Dual 5V Example
Figure 2 shows an example of a redundant 5V supply. In the event that one supply goes down, the back up supply would take over. In this application, back-to-back MOSFETs are used to prevent the body diode of the MOSFET from conducting in the event that a 5V supply looses regulation and goes into an overvoltage condition.
Resistive dividers from IN to UV and OV set the fault detection thresholds. In this example the UV fault occurs at 4.5V with 0.25V of hysteresis and the OV fault occurs at 5.5V.
L1 and D1 are the boost regulator components. The LT4351 creates a VDD supply of 10.5V above IN. If an external supply that can provide sufficient gate drive is available, that supply can be used instead of the boost regulator.
The MOSFETs are sized based on desired voltage drop with considerations for power dissipation. In this case the Si4838DY has a worst case 4.5mΩ RDS(ON) (at temperature) so the back-to-back pair is 9mΩ. These MOSFETs come in SO-8 packages so if power is limited to 1W in each then they can handle 14.9A. The voltage drop across both MOSFETs at this current is 2 • 4.5mΩ • 14.9A = 0.134V. If more current is required, use MOSFETs with lower RDS(ON) and/or better thermal resistance, or add parallel MOSFETs.
The LT4351 is useful in any ORing situation benefiting from low power dissipation—not just redundant supplies. Different types of power sources can also be ORed together, and because the LT4351 diode function is gated, power sequencing of different supplies is relatively easy.
For example, Figure 3 shows a system with two redundant supplies and a battery backup. The two redundant supplies are ORed via the ideal diodes, so power is delivered from the higher of the in-range supplies. Their undervoltage and overvoltage thresholds are set based on the input supply range. The LT4351 circuit for the battery disconnects the battery when power is supplied from either system supply. Its OV pin is above threshold if the FAULT is off on either system supply (UV is set above threshold). If both system supplies are disabled (FAULT of both systems are ow) then the battery’s LT4351 OV pin is pulled below threshold to allow the battery to provide power.

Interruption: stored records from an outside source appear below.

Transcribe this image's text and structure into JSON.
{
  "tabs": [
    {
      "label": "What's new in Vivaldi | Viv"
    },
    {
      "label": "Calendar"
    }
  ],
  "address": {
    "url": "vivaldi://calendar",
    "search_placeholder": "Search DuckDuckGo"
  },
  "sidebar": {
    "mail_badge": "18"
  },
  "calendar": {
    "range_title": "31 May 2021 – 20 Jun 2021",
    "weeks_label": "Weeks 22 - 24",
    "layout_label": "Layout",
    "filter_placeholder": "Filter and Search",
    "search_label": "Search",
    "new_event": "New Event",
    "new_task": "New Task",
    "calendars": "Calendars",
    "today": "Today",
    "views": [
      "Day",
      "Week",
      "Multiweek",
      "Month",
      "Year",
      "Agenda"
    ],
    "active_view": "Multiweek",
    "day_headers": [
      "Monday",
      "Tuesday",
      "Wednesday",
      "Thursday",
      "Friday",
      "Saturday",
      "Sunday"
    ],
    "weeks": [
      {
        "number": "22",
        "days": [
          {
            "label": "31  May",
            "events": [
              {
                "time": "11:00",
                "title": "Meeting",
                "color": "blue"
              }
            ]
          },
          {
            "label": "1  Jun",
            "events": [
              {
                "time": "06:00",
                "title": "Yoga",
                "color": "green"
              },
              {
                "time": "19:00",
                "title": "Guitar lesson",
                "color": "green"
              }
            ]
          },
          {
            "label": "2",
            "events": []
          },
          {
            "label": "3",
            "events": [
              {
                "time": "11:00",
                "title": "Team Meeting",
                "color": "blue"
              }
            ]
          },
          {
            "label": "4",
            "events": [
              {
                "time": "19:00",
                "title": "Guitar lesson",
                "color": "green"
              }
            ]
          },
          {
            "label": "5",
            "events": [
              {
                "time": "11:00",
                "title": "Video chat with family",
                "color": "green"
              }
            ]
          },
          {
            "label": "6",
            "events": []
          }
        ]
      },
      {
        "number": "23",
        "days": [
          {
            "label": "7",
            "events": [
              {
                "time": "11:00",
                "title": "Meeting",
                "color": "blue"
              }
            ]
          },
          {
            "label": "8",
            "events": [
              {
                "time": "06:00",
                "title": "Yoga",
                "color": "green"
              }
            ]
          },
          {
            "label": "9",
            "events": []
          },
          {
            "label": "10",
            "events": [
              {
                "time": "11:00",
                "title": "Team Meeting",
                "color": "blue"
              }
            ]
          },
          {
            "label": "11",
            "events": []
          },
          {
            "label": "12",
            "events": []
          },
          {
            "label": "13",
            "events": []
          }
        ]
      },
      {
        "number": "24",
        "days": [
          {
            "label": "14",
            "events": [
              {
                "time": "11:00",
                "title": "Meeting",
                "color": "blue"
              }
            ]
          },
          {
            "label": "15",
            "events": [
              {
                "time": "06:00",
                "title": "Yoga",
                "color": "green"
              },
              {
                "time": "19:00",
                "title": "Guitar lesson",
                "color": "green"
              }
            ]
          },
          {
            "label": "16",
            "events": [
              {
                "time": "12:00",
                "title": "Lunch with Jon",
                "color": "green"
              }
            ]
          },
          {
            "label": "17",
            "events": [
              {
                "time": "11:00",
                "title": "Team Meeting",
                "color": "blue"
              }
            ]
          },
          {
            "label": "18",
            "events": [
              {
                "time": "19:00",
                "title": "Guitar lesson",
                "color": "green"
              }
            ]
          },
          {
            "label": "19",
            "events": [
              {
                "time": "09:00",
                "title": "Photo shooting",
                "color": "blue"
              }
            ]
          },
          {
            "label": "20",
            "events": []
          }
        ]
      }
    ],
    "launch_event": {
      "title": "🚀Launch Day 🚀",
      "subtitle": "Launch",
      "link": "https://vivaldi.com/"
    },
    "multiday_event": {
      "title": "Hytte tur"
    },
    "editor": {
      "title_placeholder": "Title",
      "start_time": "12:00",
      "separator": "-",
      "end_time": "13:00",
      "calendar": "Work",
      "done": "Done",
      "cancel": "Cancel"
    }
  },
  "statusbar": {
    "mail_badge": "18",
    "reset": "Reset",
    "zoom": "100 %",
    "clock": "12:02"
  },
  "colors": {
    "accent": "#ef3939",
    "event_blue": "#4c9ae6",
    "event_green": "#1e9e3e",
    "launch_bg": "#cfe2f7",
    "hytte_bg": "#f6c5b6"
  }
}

Figure 4 shows an example of combining the LT4351 ideal diode function with a Hot Swap controller. This can be used to create ORed redundant supplies on a plug-in board. The Hot Swap controller provides current limiting, circuit breaker functions and reset timing while the LT4351 provides the ideal diode behavior.
The trend in today’s power supplies is toward higher currents, lower voltages, higher efficiency and increased reliability. These needs are forcing designers away from traditional Schottky ORing diodes. The LT4351 provides an improved ORing solution by controlling low RDS(ON) MOSFETs to create a near ideal diode. In addition the LT4351 adds increased functionality with supply monitoring that can disable power path conduction. An LT4351 solution has significantly lower power dissipation than a Schottky diode and offers protection features that a Schottky cannot.